  • catatonicjones

    Why would anybody listen to a sexless old man advising you about sex? Do we ask the baker to overhaul our engines?

    Seriously, why do you Catholics listen to these old men, what the hell can they possibly know about sex?

  • ccnl1

    PLEASE REITERATE THE FOLLOWING TO YOUR TEENAGERS:

    The following words should cover the issue:

    The reality of sex, contraception and STD control: – from a guy who enjoys intelligent se-x-

    Note: Some words hyphenated to defeat an obvious word filter. …

    The Brutal Effects of Stupidity:

    : The failures of the widely used birth “control” methods i.e. the Pill ( 8.7% failure rate) and male con-dom (17.4% failure rate) have led to the large rate of abortions and S-TDs in the USA. Men and women must either recognize their responsibilities by using the Pill or co-ndoms properly and/or use safer methods in order to reduce the epidemics of abortion and S-TDs.- Failure rate statistics provided by the Gut-tmacher Inst-itute. Unfortunately they do not give the statistics for doubling up i.e. using a combination of the Pill and a condom.

    Added information before making your next move:

    from the CDC-2006

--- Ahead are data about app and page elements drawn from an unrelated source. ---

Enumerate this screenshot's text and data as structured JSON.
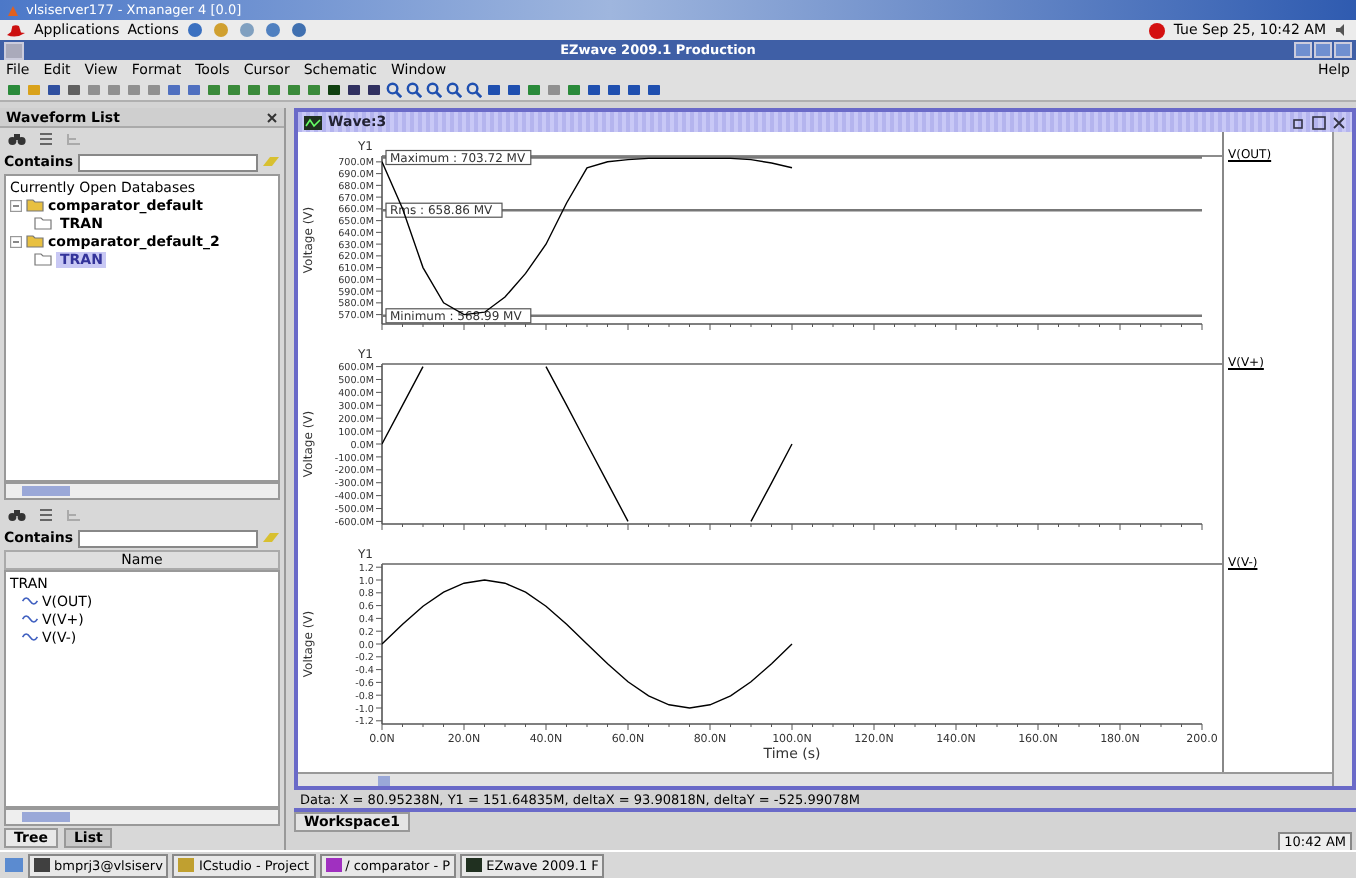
{
  "xmanager_title": "vlsiserver177 - Xmanager 4 [0.0]",
  "gnome_panel": {
    "menus": [
      "Applications",
      "Actions"
    ],
    "clock": "Tue Sep 25, 10:42 AM"
  },
  "window": {
    "title": "EZwave 2009.1 Production"
  },
  "menu": [
    "File",
    "Edit",
    "View",
    "Format",
    "Tools",
    "Cursor",
    "Schematic",
    "Window"
  ],
  "help_menu": "Help",
  "waveform_list": {
    "title": "Waveform List",
    "filter_label": "Contains",
    "tree_heading": "Currently Open Databases",
    "databases": [
      {
        "name": "comparator_default",
        "expanded": true,
        "children": [
          {
            "name": "TRAN",
            "selected": false
          }
        ]
      },
      {
        "name": "comparator_default_2",
        "expanded": true,
        "children": [
          {
            "name": "TRAN",
            "selected": true
          }
        ]
      }
    ]
  },
  "signal_list": {
    "filter_label": "Contains",
    "column": "Name",
    "items": [
      {
        "name": "TRAN",
        "children": [
          {
            "name": "V(OUT)"
          },
          {
            "name": "V(V+)"
          },
          {
            "name": "V(V-)"
          }
        ]
      }
    ]
  },
  "bottom_tabs": [
    {
      "label": "Tree",
      "selected": true
    },
    {
      "label": "List",
      "selected": false
    }
  ],
  "wave_window": {
    "title": "Wave:3",
    "charts": [
      {
        "chart_data": {
          "type": "line",
          "title": "Y1",
          "ylabel": "Voltage (V)",
          "x": [
            0,
            5,
            10,
            15,
            20,
            25,
            30,
            35,
            40,
            45,
            50,
            55,
            60,
            65,
            70,
            75,
            80,
            85,
            90,
            95,
            100
          ],
          "xlim": [
            0,
            200
          ],
          "ylim": [
            562,
            705
          ],
          "series": [
            {
              "name": "V(OUT)",
              "color": "#000000",
              "values": [
                700,
                660,
                610,
                580,
                570,
                572,
                585,
                605,
                630,
                665,
                695,
                700,
                702,
                703,
                703,
                703,
                703,
                703,
                702,
                699,
                695
              ]
            }
          ],
          "yticks": [
            {
              "value": 700,
              "label": "700.0M"
            },
            {
              "value": 690,
              "label": "690.0M"
            },
            {
              "value": 680,
              "label": "680.0M"
            },
            {
              "value": 670,
              "label": "670.0M"
            },
            {
              "value": 660,
              "label": "660.0M"
            },
            {
              "value": 650,
              "label": "650.0M"
            },
            {
              "value": 640,
              "label": "640.0M"
            },
            {
              "value": 630,
              "label": "630.0M"
            },
            {
              "value": 620,
              "label": "620.0M"
            },
            {
              "value": 610,
              "label": "610.0M"
            },
            {
              "value": 600,
              "label": "600.0M"
            },
            {
              "value": 590,
              "label": "590.0M"
            },
            {
              "value": 580,
              "label": "580.0M"
            },
            {
              "value": 570,
              "label": "570.0M"
            }
          ],
          "ref_lines": [
            {
              "axis": "y",
              "value": 703.72,
              "label": "Maximum : 703.72 MV"
            },
            {
              "axis": "y",
              "value": 658.86,
              "label": "Rms : 658.86 MV"
            },
            {
              "axis": "y",
              "value": 568.99,
              "label": "Minimum : 568.99 MV"
            }
          ]
        }
      },
      {
        "chart_data": {
          "type": "line",
          "title": "Y1",
          "ylabel": "Voltage (V)",
          "x": [
            0,
            5,
            10,
            15,
            20,
            25,
            30,
            35,
            40,
            45,
            50,
            55,
            60,
            65,
            70,
            75,
            80,
            85,
            90,
            95,
            100
          ],
          "xlim": [
            0,
            200
          ],
          "ylim": [
            -620,
            620
          ],
          "series": [
            {
              "name": "V(V+)",
              "color": "#000000",
              "values": [
                0,
                300,
                600,
                null,
                null,
                null,
                null,
                null,
                600,
                300,
                0,
                -300,
                -600,
                null,
                null,
                null,
                null,
                null,
                -600,
                -300,
                0
              ]
            }
          ],
          "yticks": [
            {
              "value": 600,
              "label": "600.0M"
            },
            {
              "value": 500,
              "label": "500.0M"
            },
            {
              "value": 400,
              "label": "400.0M"
            },
            {
              "value": 300,
              "label": "300.0M"
            },
            {
              "value": 200,
              "label": "200.0M"
            },
            {
              "value": 100,
              "label": "100.0M"
            },
            {
              "value": 0,
              "label": "0.0M"
            },
            {
              "value": -100,
              "label": "-100.0M"
            },
            {
              "value": -200,
              "label": "-200.0M"
            },
            {
              "value": -300,
              "label": "-300.0M"
            },
            {
              "value": -400,
              "label": "-400.0M"
            },
            {
              "value": -500,
              "label": "-500.0M"
            },
            {
              "value": -600,
              "label": "-600.0M"
            }
          ]
        }
      },
      {
        "chart_data": {
          "type": "line",
          "title": "Y1",
          "ylabel": "Voltage (V)",
          "xlabel": "Time (s)",
          "x": [
            0,
            5,
            10,
            15,
            20,
            25,
            30,
            35,
            40,
            45,
            50,
            55,
            60,
            65,
            70,
            75,
            80,
            85,
            90,
            95,
            100
          ],
          "xlim": [
            0,
            200
          ],
          "ylim": [
            -1.25,
            1.25
          ],
          "series": [
            {
              "name": "V(V-)",
              "color": "#000000",
              "values": [
                0,
                0.31,
                0.59,
                0.81,
                0.95,
                1,
                0.95,
                0.81,
                0.59,
                0.31,
                0,
                -0.31,
                -0.59,
                -0.81,
                -0.95,
                -1,
                -0.95,
                -0.81,
                -0.59,
                -0.31,
                0
              ]
            }
          ],
          "yticks": [
            {
              "value": 1.2,
              "label": "1.2"
            },
            {
              "value": 1.0,
              "label": "1.0"
            },
            {
              "value": 0.8,
              "label": "0.8"
            },
            {
              "value": 0.6,
              "label": "0.6"
            },
            {
              "value": 0.4,
              "label": "0.4"
            },
            {
              "value": 0.2,
              "label": "0.2"
            },
            {
              "value": 0,
              "label": "0.0"
            },
            {
              "value": -0.2,
              "label": "-0.2"
            },
            {
              "value": -0.4,
              "label": "-0.4"
            },
            {
              "value": -0.6,
              "label": "-0.6"
            },
            {
              "value": -0.8,
              "label": "-0.8"
            },
            {
              "value": -1.0,
              "label": "-1.0"
            },
            {
              "value": -1.2,
              "label": "-1.2"
            }
          ],
          "xticks": [
            {
              "value": 0,
              "label": "0.0N"
            },
            {
              "value": 20,
              "label": "20.0N"
            },
            {
              "value": 40,
              "label": "40.0N"
            },
            {
              "value": 60,
              "label": "60.0N"
            },
            {
              "value": 80,
              "label": "80.0N"
            },
            {
              "value": 100,
              "label": "100.0N"
            },
            {
              "value": 120,
              "label": "120.0N"
            },
            {
              "value": 140,
              "label": "140.0N"
            },
            {
              "value": 160,
              "label": "160.0N"
            },
            {
              "value": 180,
              "label": "180.0N"
            },
            {
              "value": 200,
              "label": "200.0"
            }
          ]
        }
      }
    ]
  },
  "data_readout": "Data: X = 80.95238N, Y1 = 151.64835M, deltaX = 93.90818N, deltaY = -525.99078M",
  "workspace_tab": "Workspace1",
  "status_time": "10:42 AM",
  "taskbar": [
    {
      "label": "bmprj3@vlsiserv"
    },
    {
      "label": "ICstudio - Project"
    },
    {
      "label": "/  comparator - P"
    },
    {
      "label": "EZwave 2009.1 F"
    }
  ]
}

    “Se-xually transmitted diseases (STDs) remain a major public health challenge in the United States. While substantial progress has been made in preventing, diagnosing, and treating certain S-TDs in recent years, CDC estimates that approximately 19 million new infections occur each year, almost half of them among young people ages 15 to 24.1 In addition to the physical and psy-ch-ological consequences of S-TDs, these diseases also exact a tremendous economic toll. Direct medical costs as-sociated with STDs in the United States are estimated at up to $14.7 billion annually in 2006 dollars.”

    And from:

    Consumer Reports, January, 2012

    “Yes, or-al se-x is se-x, and it can boost cancer risk-

    Here’s a crucial message for teens (and all se-xually active “post-teeners”: Or-al se-x carries many of the same risks as va-ginal se-x, including human papilloma virus, or HPV. And HPV may now be overtaking tobacco as the leading cause of or-al cancers in America in people under age 50.

    “Adolescents don’t think or-al se-x is something to worry about,” said Bonnie Halpern-Felsher p

  • catatonicjones

    so jesus was gestated in a ventricle?